This paper is devoted to the analysis and to the comparison of concepts on theodicy and on the nature of evil that was developed by two medieval Jewish philosophers. They are Levi ben Gershom (Gersonides or Ralbag, 1288-1344) and Hasdai Crescas (1340-1410/12). The sources of the analysis are the third chapter of the fourth book of the “Wars of the Lord” (1329) by Gersonides and the second chapter of the second book of the “Light of the Lord” (1410) by Crescas. Both philosophers assert that evil essentially cannot come from God. The causes of evil are the sinfulness of human beings, or the celestial bodies, or the breaking of the connection between human and God. The problem of evil and injustice in this world are closely related for Gersonides and Crescas to other problems, such as divine knowledge of future events, free will, reasons for reward and punishment. Gersonides and Crescas differ considerably on these issues. Gersonides demonstrates that God is not an essential source of evil. He proceeded to build on this statement with the fallacy of the opinion that divine providence extends to individuals. After all, said Gersonides, retribution would make God a source of evil. And in this case, righteous men would always be rewarded, and sinners would always be punished for their sins. But obviously this is not the case. Crescas, in contrast to Gersonides, claims that God knows individuals. This does not prevent him from agreeing with Ralbagh that God is not the source of evil. According to Сresсas, any punishment or suffering (even for the righteous) always leads to good. It is obvious therefore that Crescas adheres to a more traditional position, trying, inter alia, to bring his thoughts as close as possible to the ideas expressed in the Torah. Gersonides adheres to a position close to the ideas of Maimonides. Gersonides, in the author’s opinion, created a philosophical concept that is more consistent in comparison with Crescas’ conception, however more distant from the Jewish teaching.

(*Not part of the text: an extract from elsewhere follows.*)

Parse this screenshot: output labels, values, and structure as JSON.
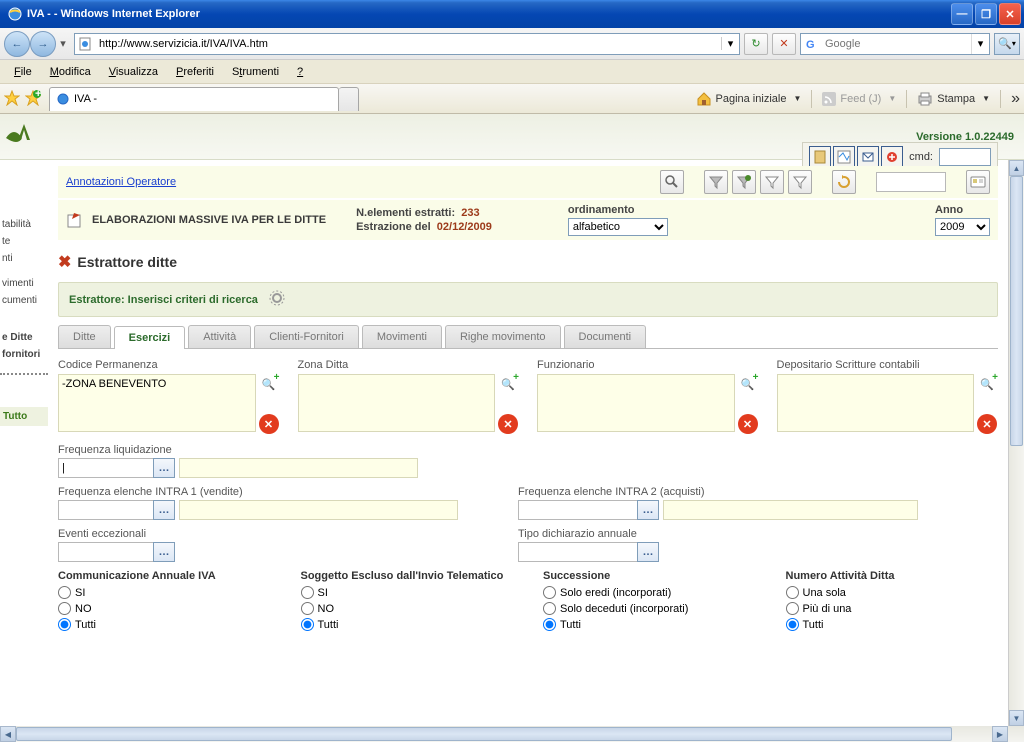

“A Page from the History of Marxism”: Gefter’s Edevours to Read Marx Anew
Neretina Svetlana
DOI: 10.17212/2075-0862-2021-13.3.1-11-34
Abstract:

The purpose of this paper is to show how the thought and speech of people holding and defending directly opposite positions affect the change in the thought and speech of people of their own and subsequent generations, with different life orientations, and to find ways of this influence. The author describes the situation that arose at the end of the sixties of the twentieth century, known as the ideological dispersal of philosophical, historical and sociological trends that ran counter to the policy of the CPSU, which became especially fierce in the fight against opponents after the USSR’s invasion of Czechoslovakia in August, 1968. One of the results of such an ideological battle was the defeat of the sector of the methodology of history of the Institute of General History of the USSR Academy of Sciences, headed by M. Ya. Gefter, who published a series of books in which the so-called laws of historical development (formational approach) were questioned and the fundamental provisions of the classics of Marxism-Leninism were criticized.  The subject of analysis is Gefter’s article “A Page from the History of Marxism in the Early 20th Century”, published in the book “Historical Science and Some Problems of the Modernity”, dedicated to the analysis of Lenin’s tactics and strategy development which changed the views of many, especially young, historians on the historical process, and most importantly - on the methods of seeking and expressing the truth. The differences were expressed primarily in the fact that the proponents and defenders of the Soviet regime, which was based on their own established norms of Marxism-Leninism, fearlessly used all means of pressure on unwanted opponents. Professionals, however, who tried to understand the true sense of the historical process, the sense of judgments about it, especially the sense of the revolutionary struggle against the autocracy, unfolding at the beginning of the twentieth century, were forced to use the Aesopian language, which also provoked a distortion of this sense in many ways: due to the nebulous and veiled expressions, which give the impression of theoretical blackmail, causing such consequences as speech irresponsibility.